When the threat of Coronavirus became very real to the United States and it was clear that PPE (Personal Protective Equipment) for healthcare workers would become nearly impossible to acquire, mine and many others’ first thought was: what can I do to help? It’s no secret to cancer survivors the length our healthcare experts go to to make sure we live. The N95 masks that are meant to be single use are now being used over and over again by workers that are coming in direct contact with COVID-19 patients. This is a very scary time made worse by this fact. One way I learned I could help was by making face masks that could cover the N95 masks, helping to extend their use. It’s by no means ideal, but is the current reality.
I played around with a couple patterns until I found one I liked, and ended up using this one. I still had some elastic left over from scrunchie making with my daughter from the previous summer, and plenty of fabric as well.
I joined a local Facebook community (RVA Masks 4 Health) whose primary mission is to make, donate, and distribute homemade masks to local hospitals and other essential workers in our area. I was gifted 10 more yards of elastic from this community and got to work making about 40 in total, until both my supplies AND sewing machine gave out. Working with my lymphedema therapist turned friend, Laurie Pearman, I was able to get enough donations that we could distribute 100 of them for her hospital system here in Richmond, Virginia. Meanwhile, the Facebook group continues to help each other in the sourcing and donation of materials to local crafters, and for those who can’t sew but wish to help, in delivering the masks to drop off locations. Hundreds of masks are being made daily by these home crafters. There are even members using 3D printers to make masks, face shields and doodads that will hold the elastic off of nurses ears so that it doesn’t break their skin after wearing them for long shifts.
It has been comforting to see so many people stand up to help during this crisis. At Cervivor, one of our mantras is #StrongerTogether, and this has been another instance of the truth in that statement. Of course, the best way to help is simply to stay at home if and when possible. I hope all of our Cervivor sisters are staying safe and healthy. You can always reach out to us through our I Am Cervivor Facebook group for our support.
Mary Baker is a three year survivor of stage 3B cervical cancer. She is an advocate for women’s health, a mom of two, and a proud Cervivor Ambassador and Cervivor School graduate.
We are still in the midst of a global pandemic that has disrupted our daily lives. As we settle into yet another “new normal’, I want to assure you that during this time our community is as resilient as ever. Our leadership is here to support you during this time of physical distancing. Our message to you has been and will continue to be “you are not alone”.

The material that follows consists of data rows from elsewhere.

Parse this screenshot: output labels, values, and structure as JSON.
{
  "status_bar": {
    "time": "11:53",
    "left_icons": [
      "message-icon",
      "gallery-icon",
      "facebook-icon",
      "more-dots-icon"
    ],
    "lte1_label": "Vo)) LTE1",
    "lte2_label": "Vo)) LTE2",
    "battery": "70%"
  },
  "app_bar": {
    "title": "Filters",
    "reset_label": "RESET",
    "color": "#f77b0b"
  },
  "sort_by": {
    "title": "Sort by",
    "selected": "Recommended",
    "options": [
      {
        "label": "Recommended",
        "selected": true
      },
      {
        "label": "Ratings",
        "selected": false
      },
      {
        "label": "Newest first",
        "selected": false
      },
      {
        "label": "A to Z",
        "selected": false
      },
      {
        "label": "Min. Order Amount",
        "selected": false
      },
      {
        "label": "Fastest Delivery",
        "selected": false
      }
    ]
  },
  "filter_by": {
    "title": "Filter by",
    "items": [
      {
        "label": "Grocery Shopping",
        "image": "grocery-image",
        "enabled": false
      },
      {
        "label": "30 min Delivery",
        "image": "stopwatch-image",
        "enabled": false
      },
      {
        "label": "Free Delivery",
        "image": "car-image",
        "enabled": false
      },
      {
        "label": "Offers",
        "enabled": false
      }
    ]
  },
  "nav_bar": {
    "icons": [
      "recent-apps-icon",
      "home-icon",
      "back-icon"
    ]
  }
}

Our in-person events are on pause for an unforeseen time, but we are more committed than ever to continue sharing our award-winning content and creating special virtual events to keep us all connected and informed.
You’ll see more and more events that keep us connected while physically distancing. My dining room has become my virtual hub. It’s where I participate in countless Zoom calls, and also where I’ve been sharing meals with my family. Despite this global crisis, I try to find something to be grateful for in each day. Don’t get me wrong, it can be exceptionally hard, but if I look hard enough I find it. In the midst of all of this, I celebrated 19 years of cancer survivorship. I’m grateful for that. I don’t take it for granted at all. Cancer still exists even during a global crisis. That means my promise of making my survivorship count is still at the forefront of my daily work. Because we must still end cervical cancer.
During this time I want to hear from you. I want to know how you are coping with cancer and COVID-19. Let me know how we can support you. Let us know what type of virtual events you’d like to see from our organization.
This time of isolation can increase anxiety and sleep deprivation. My tips for you during this time:
Physically distance yourself, but socially connect
If you need to leave your home, protect yourself and others you may encounter
Frequently and diligently wash your hands (using the 20 second rule)
Stay informed but limit yourself from overwhelming newsfeeds
Be diligent in knowing what is credible and what isn’t
Move your body aka stretch
Get some Vitamin D — even if it’s just standing outside your residence
Enjoy your quarantine snacks but not too much!
Contact your doctor and ask for contingency plans for any upcoming visits/treatments
Reach out if your emotions get the best of you. “You are NOT alone!”
Also, if you or someone you know is struggling to find financial resources during COVID-19 for people with cancer, I encourage you to visit this list complied by Cancer.net.
These are just a few reminders to keep you healthy and safe during this time. Remember you are a Cervivor. We’re stronger together — even virtually.